Inside The Ice Caves Of Iceland’s Largest Glacier
The caves of Vatnajökull are frosted wonders.
Formed anew as winter approaches, the ice caves of Vatnajökull Glacier in Iceland are frosted wonders.
With a surface area of 8100km squared and an average thickness of 400m, Vatnajökull is Europe’s largest ice cap, with active volcanoes and mountains resting beneath. Further down still is where the ice caves exist, one of the most impressive natural phenomenons you’ll come across in Iceland.
Vatnajökull National Park is in Iceland’s south-east. If you’re visiting the famously photogenic Jökulsárlón Lagoon, you’ll find you’re actually looking at a collection of icebergs that have broken off from the Vatnajökull Glacier, so you may as well go a little deeper, right?
Getting to the caves requires a beastly 4×4, the type with monster wheels to handle the deep snow and winter conditions only Iceland can conjure up. It’s an adventure in itself, but one that the local guides handle as if it were a regular tarred road.
Gearing up with thermal clothing, shoe spikes, helmets and cameras, visiting the ice caves is an exhilarating experience. Deep maze-like formations are found within crevices and naturally carved sections of the glacier, two of which are reasonably easy to access — if you’ve got the right guide.
A tunnel-like entrance with snow-covered steps leads down into the Crystal Cave, which wows at first sight. Gradually getting smaller the further you explore, the cave dwindles down to a cone-like ending where the Icelandic folk tales of elves seem completely possible.
Natural light from the entrance illuminates the walls and ceiling, meaning you can see bubbles formed centuries ago through the exceptionally clear ice. The caves are somehow dappled in more shades of blue than you’ve probably ever seen before: depending on the light and its direction, you’ll find patches of deep, dark blue through to pale baby blue and almost pure clarity.

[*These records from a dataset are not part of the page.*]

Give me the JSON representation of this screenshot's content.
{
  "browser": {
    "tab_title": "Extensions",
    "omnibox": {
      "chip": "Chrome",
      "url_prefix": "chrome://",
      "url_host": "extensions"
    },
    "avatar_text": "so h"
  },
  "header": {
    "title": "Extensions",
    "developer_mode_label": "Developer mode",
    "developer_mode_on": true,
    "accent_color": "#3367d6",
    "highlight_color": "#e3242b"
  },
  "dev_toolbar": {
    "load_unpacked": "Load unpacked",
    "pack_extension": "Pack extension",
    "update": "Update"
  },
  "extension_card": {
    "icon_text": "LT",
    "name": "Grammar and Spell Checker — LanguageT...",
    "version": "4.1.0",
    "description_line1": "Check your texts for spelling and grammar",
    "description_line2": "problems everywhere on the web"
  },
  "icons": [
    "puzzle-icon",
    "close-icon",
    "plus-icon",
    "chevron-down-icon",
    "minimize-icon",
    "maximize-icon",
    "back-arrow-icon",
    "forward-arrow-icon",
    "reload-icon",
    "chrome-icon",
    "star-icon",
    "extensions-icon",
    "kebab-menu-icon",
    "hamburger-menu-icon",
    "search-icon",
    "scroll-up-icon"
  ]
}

It can get a little busy inside the Crystal Cave, so it’s worth asking your guide how many people they take at a time and what times are best to avoid crowds. The more people inside, the less natural and untouched it feels, so plan ahead to try and visit in off-peak times.
For the more adventurous explorers, the Waterfall Ice Cave offers a unique and more rugged experience. Following a 30-to-45-minute hike, some rope work and scrambling down into the cave over slippery rocks, hikers are rewarded with a scene so mesmerising it’s hard to believe it’s real.
Droplets of freezing cold water drop on your helmet and a ceiling of bubble wrap-like patterns sparkle with the sunlight. Not only are the sights spectacular, but the sounds, too.
Named the Waterfall Ice Cave for good reason, it’s reformed each year around a waterfall that flows from the surrounding mountains and in through the edge of the glacier. With the sound of glacial water gushing over pebbles and cracks of ice, it’s an experience for every single sense.
As access is a little more difficult, a visit to the Waterfall Ice Cave is one of pristine, isolated wonder. Only small groups are allowed in at any one time and you’ll find your guide regularly checks its stability due to the constant presence of water, particularly at the end of the season. It’s scary, stunning and awe-inspiring natural beauty squeezed into one shimmering cave.
Photographing inside the caves can be a little tricky due to the low light conditions but if you’ve got a tripod with you, be sure to take it with you. A wide angle lens is also a great way to showcase the enormity of the natural formations and capture the caves from every angle, including above!
Having your own car provides the flexibility to make plenty of photo stops along the route from Reykjavik, which is filled with numerous waterfalls, gorges, black sand beaches and volcanic lava fields. It’s definitely worth allowing two to three days to cover the route to the Vatnajökull region, especially if you’re into photography and want to make the most of the many of sunrise and sunset opportunities.
When to Visit
The ice cave season is fully dependant on the weather conditions, but typically lasts from mid-November to mid-March.
(All images courtesy of Lisa Michele Burns)